### Exercise directions
Go through the entries that follow and count every line with the string "star". Reply with the number only.

### Listed records
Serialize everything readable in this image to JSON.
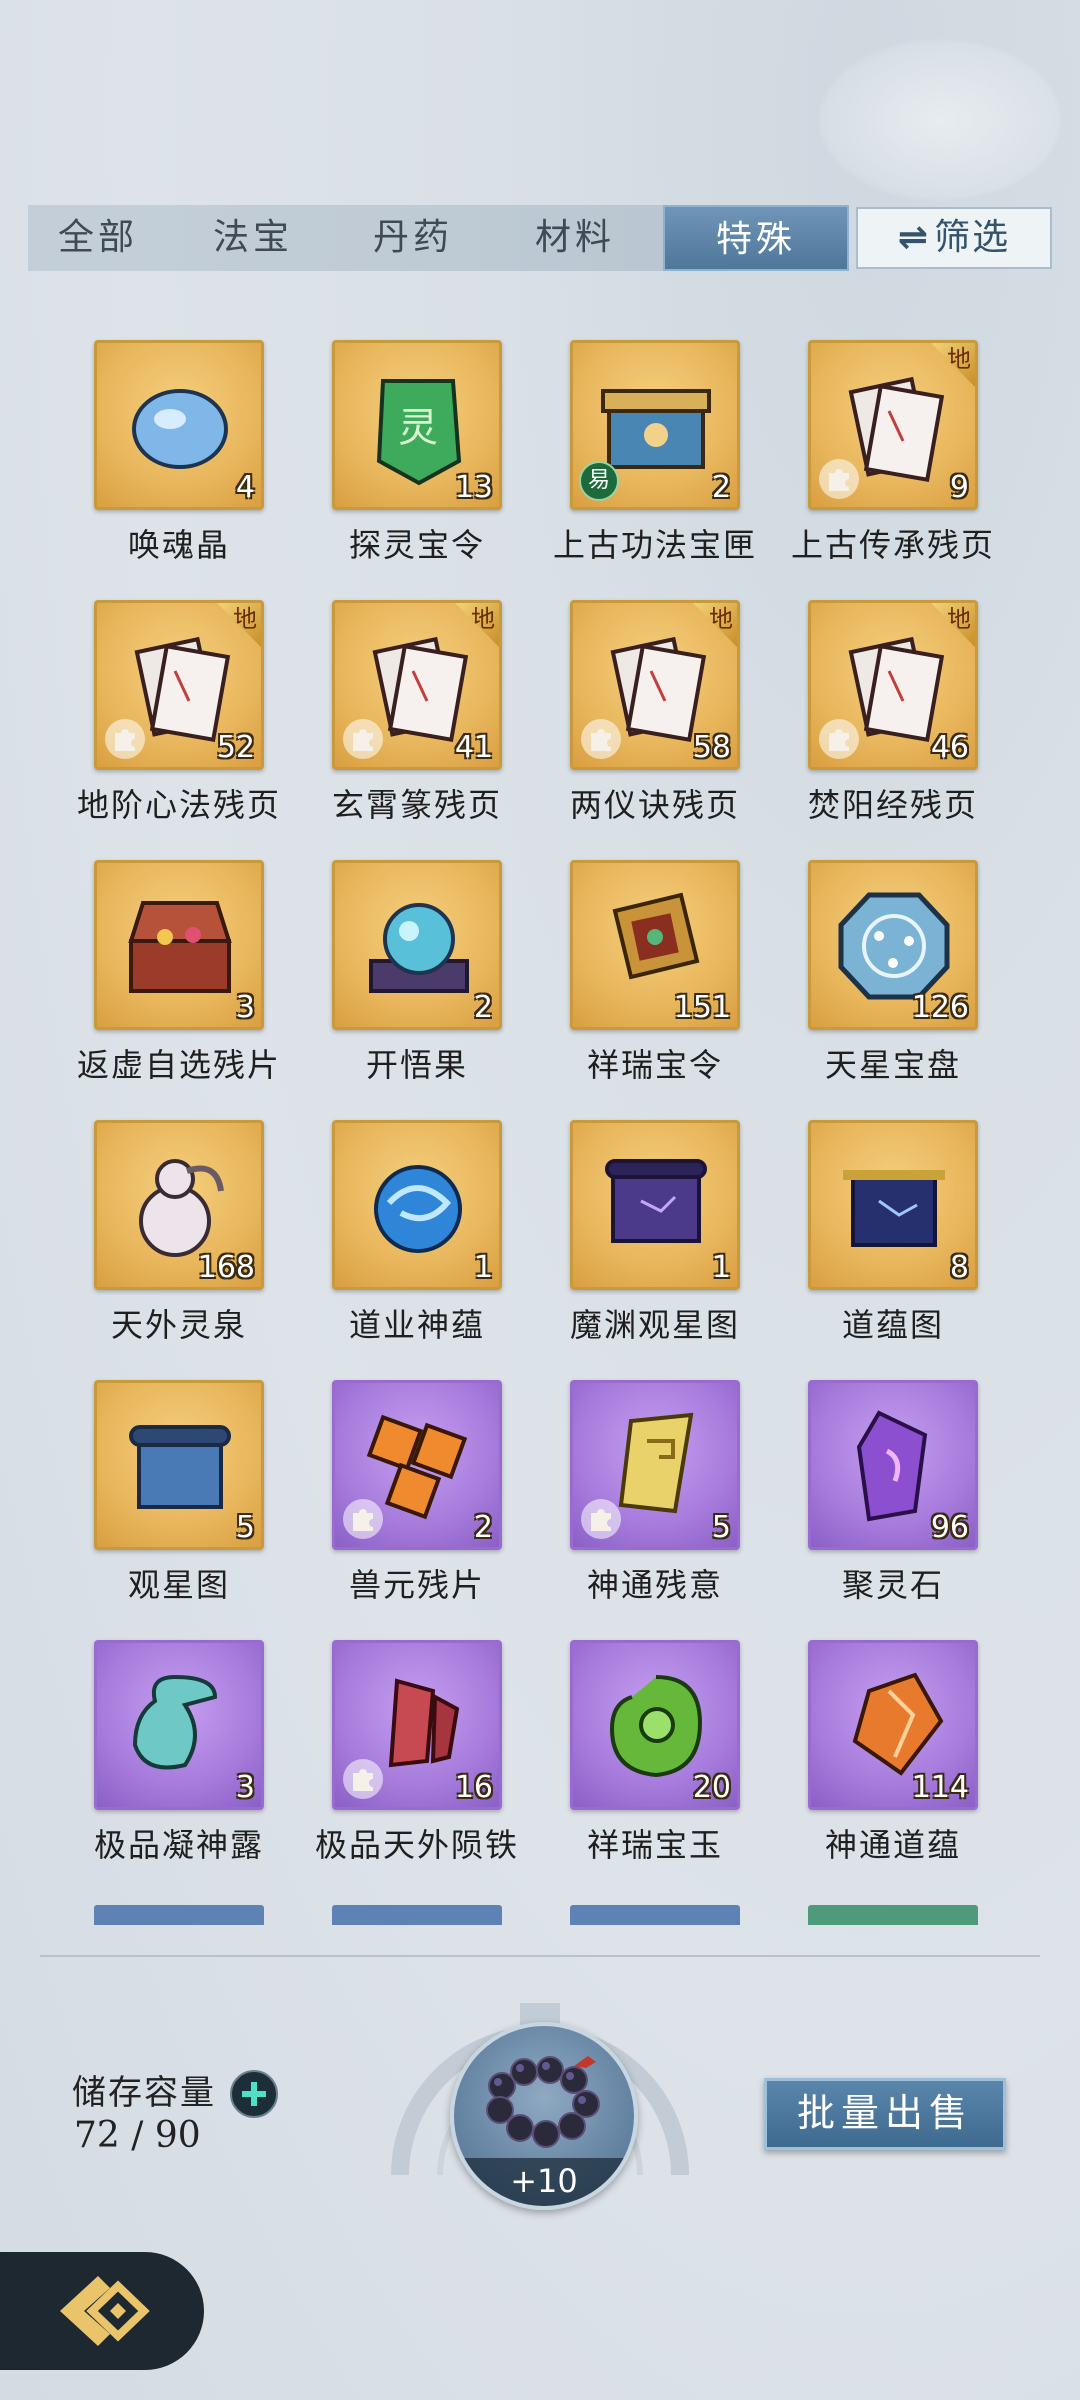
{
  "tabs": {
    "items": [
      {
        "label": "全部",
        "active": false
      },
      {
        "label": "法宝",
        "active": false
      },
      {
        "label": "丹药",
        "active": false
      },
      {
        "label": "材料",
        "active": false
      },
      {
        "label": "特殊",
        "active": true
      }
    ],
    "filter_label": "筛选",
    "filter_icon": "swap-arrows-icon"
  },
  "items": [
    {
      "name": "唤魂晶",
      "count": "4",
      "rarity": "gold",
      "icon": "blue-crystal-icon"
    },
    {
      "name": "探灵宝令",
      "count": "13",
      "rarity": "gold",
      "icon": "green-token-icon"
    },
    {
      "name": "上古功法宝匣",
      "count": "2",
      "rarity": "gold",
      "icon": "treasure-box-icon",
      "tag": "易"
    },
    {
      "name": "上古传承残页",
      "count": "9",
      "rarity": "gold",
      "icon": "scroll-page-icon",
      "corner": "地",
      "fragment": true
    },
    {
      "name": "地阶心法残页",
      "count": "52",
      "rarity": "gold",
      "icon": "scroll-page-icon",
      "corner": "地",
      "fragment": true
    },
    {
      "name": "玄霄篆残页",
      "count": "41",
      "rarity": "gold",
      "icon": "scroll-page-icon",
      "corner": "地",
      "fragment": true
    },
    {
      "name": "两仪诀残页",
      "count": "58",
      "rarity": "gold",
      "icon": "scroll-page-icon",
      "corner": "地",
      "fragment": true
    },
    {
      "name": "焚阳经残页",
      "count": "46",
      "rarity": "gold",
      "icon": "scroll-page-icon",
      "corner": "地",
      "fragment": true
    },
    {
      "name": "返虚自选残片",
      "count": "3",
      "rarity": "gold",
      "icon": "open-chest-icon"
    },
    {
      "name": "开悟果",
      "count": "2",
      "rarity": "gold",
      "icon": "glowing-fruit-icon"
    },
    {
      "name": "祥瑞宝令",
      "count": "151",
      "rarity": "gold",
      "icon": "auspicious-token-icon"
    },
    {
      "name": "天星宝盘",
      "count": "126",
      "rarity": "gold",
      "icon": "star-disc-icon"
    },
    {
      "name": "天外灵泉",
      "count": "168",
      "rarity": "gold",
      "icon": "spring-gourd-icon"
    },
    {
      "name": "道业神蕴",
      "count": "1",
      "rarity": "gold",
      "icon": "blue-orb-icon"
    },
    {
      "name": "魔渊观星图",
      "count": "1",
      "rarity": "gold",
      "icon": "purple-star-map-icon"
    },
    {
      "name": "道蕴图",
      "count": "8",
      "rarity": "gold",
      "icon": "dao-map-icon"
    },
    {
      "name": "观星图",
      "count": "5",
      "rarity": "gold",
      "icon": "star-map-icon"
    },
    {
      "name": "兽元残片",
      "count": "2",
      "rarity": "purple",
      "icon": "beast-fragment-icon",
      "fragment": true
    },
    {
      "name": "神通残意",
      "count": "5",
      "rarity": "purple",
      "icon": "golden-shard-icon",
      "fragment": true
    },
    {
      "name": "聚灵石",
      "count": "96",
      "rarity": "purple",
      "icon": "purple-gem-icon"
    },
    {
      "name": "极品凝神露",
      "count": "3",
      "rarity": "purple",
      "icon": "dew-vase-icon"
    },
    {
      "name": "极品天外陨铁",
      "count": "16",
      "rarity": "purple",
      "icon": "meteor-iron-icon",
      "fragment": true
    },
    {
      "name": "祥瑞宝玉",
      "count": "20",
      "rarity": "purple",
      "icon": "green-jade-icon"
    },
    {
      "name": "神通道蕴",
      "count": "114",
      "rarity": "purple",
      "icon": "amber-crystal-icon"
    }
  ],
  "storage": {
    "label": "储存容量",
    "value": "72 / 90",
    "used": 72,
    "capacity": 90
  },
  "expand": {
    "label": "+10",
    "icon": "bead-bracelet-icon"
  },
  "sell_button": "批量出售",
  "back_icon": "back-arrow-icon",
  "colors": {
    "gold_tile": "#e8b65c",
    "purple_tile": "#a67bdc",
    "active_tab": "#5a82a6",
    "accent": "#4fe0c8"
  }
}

### Result
3